The mitigation plan will also lead to the global stocktake next year, which will officially look at the progress made on the NDCs. The plan aims to cut emissions by 50% by 2030, which is what the Intergovernmental Panel for Climate Change, the UN science body, says is necessary if the Paris agreement goals are to be met.
There has been little progress on the crucial, long-term goal of climate finance. Discussions in the second week will determine whether there will be any progress on it at all.
India makes its agenda clear
The Indian delegation has made its expectations clear at the end of the first week. The government negotiators expressed regret that there is still an unequal world, with enormous disparities in energy use, incomes, and emissions.
The world must recognize that the global carbon budget is shrinking rapidly, and the remaining budget must be shared equitably, India said in a statement. There is a serious gap in operationalizing the principles of equity in matters related to the climate emergency, it emphasized.
India also stood firm on its long-standing stance of upholding the basic principles of common but differentiated responsibilities, equity, and the nationally determined nature of climate commitments under the Paris Agreement.
India also said COP27 must meet the long-term goal of phasing down all fossil fuels. “Selective singling out of sources of emissions, for either labelling them more harmful or labelling them green and sustainable, even when they are sources of greenhouse gases, has no basis in the best available science,” it said.
This is being seen as a diplomatic offensive by India, which has often been accused of using coal excessively to meet its electricity demand.
Last year at the Glasgow climate summit, there was a standoff between India and other major economies on the phasing out of coal. The developed world wanted to include the phrase “phase out,” which India had insisted was not acceptable, putting forward the phrase “phase down” as an alternative.
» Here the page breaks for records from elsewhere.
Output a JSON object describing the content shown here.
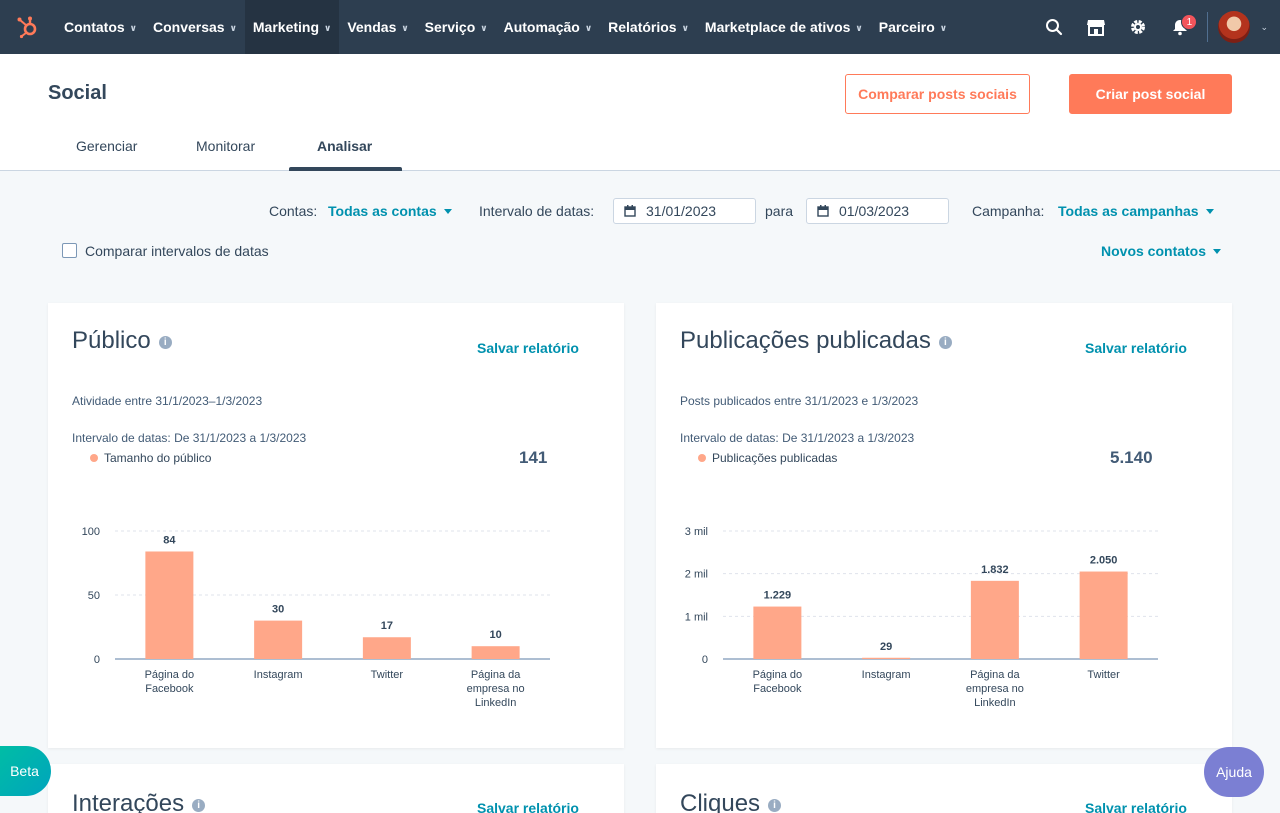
{
  "nav": {
    "items": [
      {
        "label": "Contatos",
        "active": false
      },
      {
        "label": "Conversas",
        "active": false
      },
      {
        "label": "Marketing",
        "active": true
      },
      {
        "label": "Vendas",
        "active": false
      },
      {
        "label": "Serviço",
        "active": false
      },
      {
        "label": "Automação",
        "active": false
      },
      {
        "label": "Relatórios",
        "active": false
      },
      {
        "label": "Marketplace de ativos",
        "active": false
      },
      {
        "label": "Parceiro",
        "active": false
      }
    ],
    "notification_count": "1",
    "colors": {
      "bg": "#2d3e50",
      "active_bg": "#253342",
      "logo": "#ff7a59"
    }
  },
  "header": {
    "title": "Social",
    "compare_button": "Comparar posts sociais",
    "create_button": "Criar post social",
    "tabs": [
      "Gerenciar",
      "Monitorar",
      "Analisar"
    ],
    "active_tab": "Analisar"
  },
  "filters": {
    "accounts_label": "Contas:",
    "accounts_value": "Todas as contas",
    "date_range_label": "Intervalo de datas:",
    "date_from": "31/01/2023",
    "to_label": "para",
    "date_to": "01/03/2023",
    "campaign_label": "Campanha:",
    "campaign_value": "Todas as campanhas",
    "compare_label": "Comparar intervalos de datas",
    "compare_checked": false,
    "metric_value": "Novos contatos"
  },
  "cards": [
    {
      "title": "Público",
      "save": "Salvar relatório",
      "subtitle": "Atividade entre 31/1/2023–1/3/2023",
      "range": "Intervalo de datas: De 31/1/2023 a 1/3/2023",
      "legend": "Tamanho do público",
      "total": "141"
    },
    {
      "title": "Publicações publicadas",
      "save": "Salvar relatório",
      "subtitle": "Posts publicados entre 31/1/2023 e 1/3/2023",
      "range": "Intervalo de datas: De 31/1/2023 a 1/3/2023",
      "legend": "Publicações publicadas",
      "total": "5.140"
    },
    {
      "title": "Interações",
      "save": "Salvar relatório"
    },
    {
      "title": "Cliques",
      "save": "Salvar relatório"
    }
  ],
  "chart_data": [
    {
      "type": "bar",
      "categories": [
        [
          "Página do",
          "Facebook"
        ],
        [
          "Instagram"
        ],
        [
          "Twitter"
        ],
        [
          "Página da",
          "empresa no",
          "LinkedIn"
        ]
      ],
      "series": [
        {
          "name": "Tamanho do público",
          "values": [
            84,
            30,
            17,
            10
          ]
        }
      ],
      "value_labels": [
        "84",
        "30",
        "17",
        "10"
      ],
      "yticks": [
        {
          "v": 0,
          "label": "0"
        },
        {
          "v": 50,
          "label": "50"
        },
        {
          "v": 100,
          "label": "100"
        }
      ],
      "ylim": [
        0,
        100
      ],
      "color": "#ffa789"
    },
    {
      "type": "bar",
      "categories": [
        [
          "Página do",
          "Facebook"
        ],
        [
          "Instagram"
        ],
        [
          "Página da",
          "empresa no",
          "LinkedIn"
        ],
        [
          "Twitter"
        ]
      ],
      "series": [
        {
          "name": "Publicações publicadas",
          "values": [
            1229,
            29,
            1832,
            2050
          ]
        }
      ],
      "value_labels": [
        "1.229",
        "29",
        "1.832",
        "2.050"
      ],
      "yticks": [
        {
          "v": 0,
          "label": "0"
        },
        {
          "v": 1000,
          "label": "1 mil"
        },
        {
          "v": 2000,
          "label": "2 mil"
        },
        {
          "v": 3000,
          "label": "3 mil"
        }
      ],
      "ylim": [
        0,
        3000
      ],
      "color": "#ffa789"
    }
  ],
  "widgets": {
    "beta": "Beta",
    "help": "Ajuda"
  }
}
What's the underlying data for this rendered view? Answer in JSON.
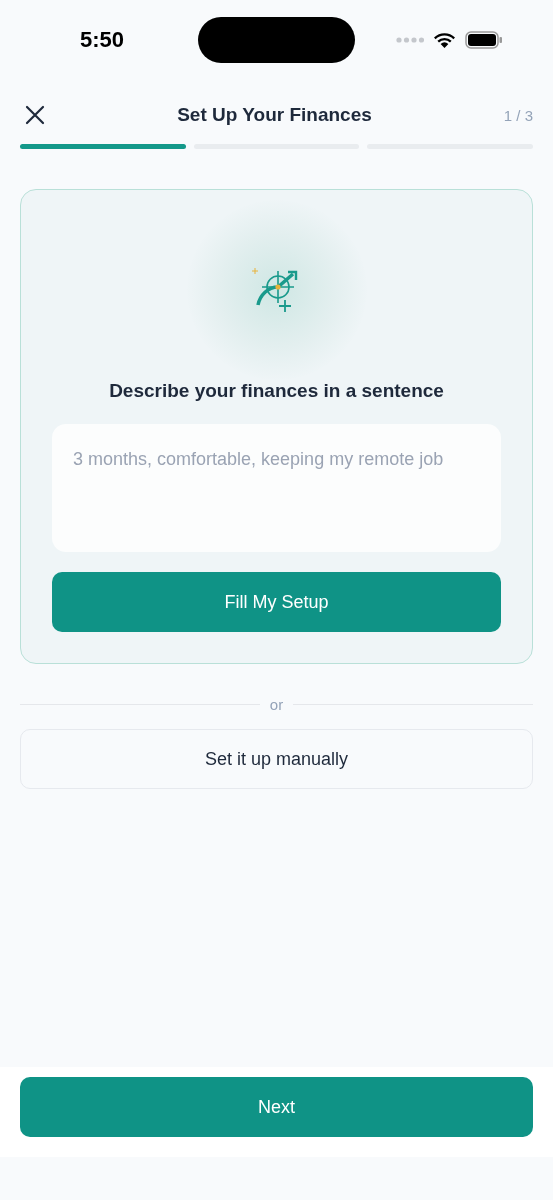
{
  "status_bar": {
    "time": "5:50"
  },
  "header": {
    "title": "Set Up Your Finances",
    "step": "1 / 3"
  },
  "progress_segments": [
    {
      "done": true
    },
    {
      "done": false
    },
    {
      "done": false
    }
  ],
  "card": {
    "prompt": "Describe your finances in a sentence",
    "input": {
      "placeholder": "3 months, comfortable, keeping my remote job"
    },
    "button": "Fill My Setup"
  },
  "divider_text": "or",
  "manual_button": "Set it up manually",
  "next_button": "Next"
}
India ultimately had its way, and the Glasgow summit called for a phase-down of coal.
Energy transition gathers pace
In a related development, a report released today, said that the four major emitters—China, the US, India, and the European Union—are downplaying their progress on arresting climate change. Real-world evidence suggests at least three, which includes India, will cut emissions faster than their headline targets indicate, said the report by the Energy and Climate Intelligence Unit.
“The pace at which the green transition is speeding up, particularly in the powerhouses of the global economy, is remarkable,” Gareth Redmond-King, international lead at the non-profit, said in a statement. “It shows starkly just how the right policy and market frameworks are driving change at a pace which would have been unimaginable just a few years ago.”
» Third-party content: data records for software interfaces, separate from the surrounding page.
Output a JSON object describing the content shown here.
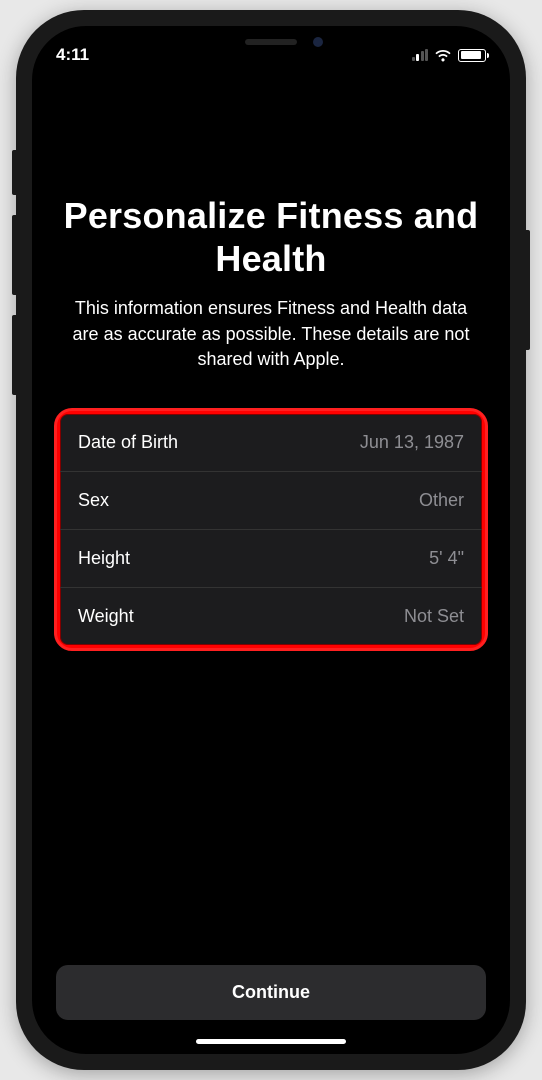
{
  "status": {
    "time": "4:11"
  },
  "page": {
    "title": "Personalize Fitness and Health",
    "description": "This information ensures Fitness and Health data are as accurate as possible. These details are not shared with Apple."
  },
  "settings": {
    "rows": [
      {
        "label": "Date of Birth",
        "value": "Jun 13, 1987"
      },
      {
        "label": "Sex",
        "value": "Other"
      },
      {
        "label": "Height",
        "value": "5' 4\""
      },
      {
        "label": "Weight",
        "value": "Not Set"
      }
    ]
  },
  "actions": {
    "continue": "Continue"
  }
}
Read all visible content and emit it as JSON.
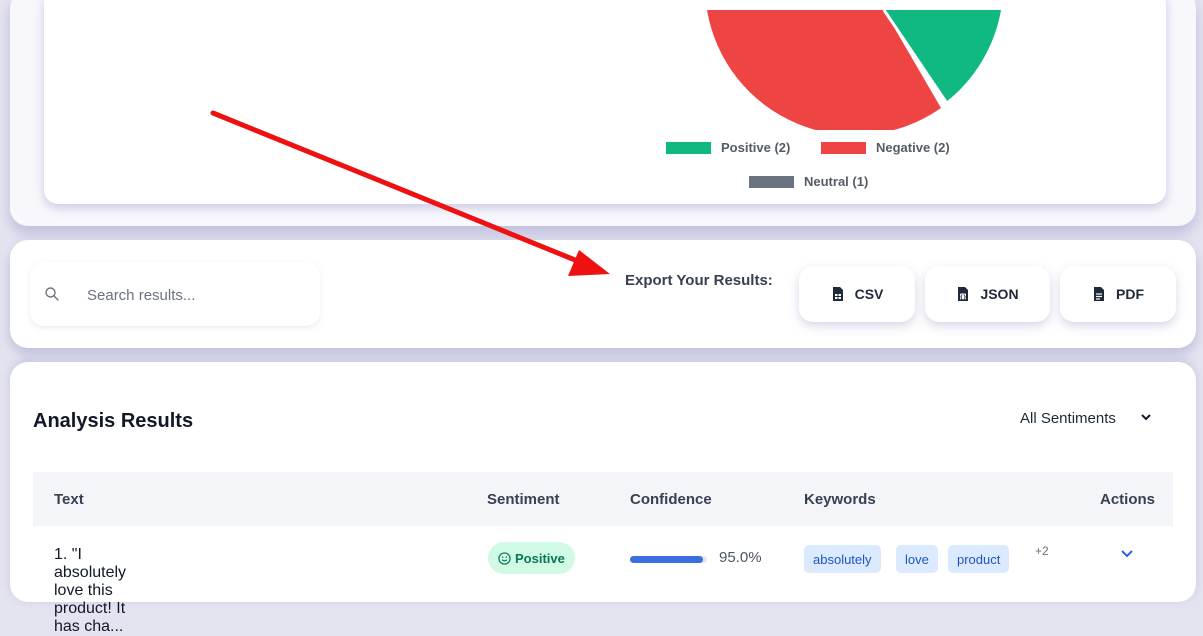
{
  "chart": {
    "legend": [
      {
        "label": "Positive (2)",
        "color": "#10b981"
      },
      {
        "label": "Negative (2)",
        "color": "#ef4444"
      },
      {
        "label": "Neutral (1)",
        "color": "#6b7280"
      }
    ]
  },
  "toolbar": {
    "search_placeholder": "Search results...",
    "export_label": "Export Your Results:",
    "buttons": [
      {
        "label": "CSV",
        "icon": "file-csv-icon"
      },
      {
        "label": "JSON",
        "icon": "file-json-icon"
      },
      {
        "label": "PDF",
        "icon": "file-pdf-icon"
      }
    ]
  },
  "results": {
    "title": "Analysis Results",
    "filter_value": "All Sentiments",
    "columns": [
      "Text",
      "Sentiment",
      "Confidence",
      "Keywords",
      "Actions"
    ],
    "rows": [
      {
        "text": "1. \"I absolutely love this product! It has cha...",
        "sentiment": "Positive",
        "confidence": "95.0%",
        "confidence_fraction": 0.95,
        "keywords": [
          "absolutely",
          "love",
          "product"
        ],
        "more_keywords": "+2"
      }
    ]
  },
  "colors": {
    "positive": "#10b981",
    "negative": "#ef4444",
    "neutral": "#6b7280",
    "accent": "#3b6fe0",
    "annotation_arrow": "#ee1111"
  }
}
India, too, in its official communique urged the acceleration of the global clean energy transition, asking all nations to acknowledge that all fossil fuels contribute to greenhouse gas emissions.
The report said that the rollout of renewable energy, particularly solar, is accelerating rapidly in India and will transform the country’s electricity sector by the end of this decade. The report pointed out that coal generation will become an increasingly unprofitable backup for wind and solar and will inevitably fall away as storage takes off.
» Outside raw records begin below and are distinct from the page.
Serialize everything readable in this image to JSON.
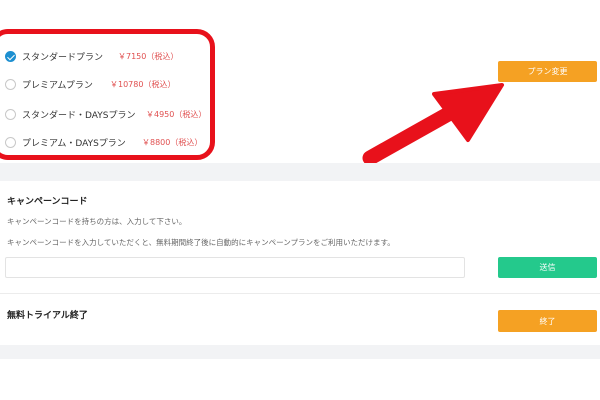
{
  "plans": [
    {
      "name": "スタンダードプラン",
      "price": "￥7150（税込）",
      "selected": true
    },
    {
      "name": "プレミアムプラン",
      "price": "￥10780（税込）",
      "selected": false
    },
    {
      "name": "スタンダード・DAYSプラン",
      "price": "￥4950（税込）",
      "selected": false
    },
    {
      "name": "プレミアム・DAYSプラン",
      "price": "￥8800（税込）",
      "selected": false
    }
  ],
  "plan_change_button": "プラン変更",
  "campaign": {
    "title": "キャンペーンコード",
    "description1": "キャンペーンコードを持ちの方は、入力して下さい。",
    "description2": "キャンペーンコードを入力していただくと、無料期間終了後に自動的にキャンペーンプランをご利用いただけます。",
    "input_value": "",
    "submit_button": "送信"
  },
  "trial": {
    "title": "無料トライアル終了",
    "end_button": "終了"
  },
  "colors": {
    "annotation_red": "#e8111b",
    "orange_button": "#f5a123",
    "green_button": "#24c98c",
    "price_red": "#e05050",
    "radio_checked": "#1d8fd0"
  },
  "icons": {
    "annotation_arrow": "arrow-up-right-icon",
    "radio_checked": "check-icon"
  }
}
India is also seeing a steady flow of private capital to finance its energy transition. As much as 70% of the Adani group’s capital investment in this decade will flow towards green transition, the report said. Reliance Industries, one of India’s most valuable companies by market capitalisation, has committed to investing $80 billion in Gujarat alone. There’s up to $10.5 billion of support in a partnership deal between India and Germany.
The report said that these trends, alongside efforts in green transport and eco-friendly housing, look like putting India on course towards its 2070 net zero emissions target.
This post first appeared on Mongabay India.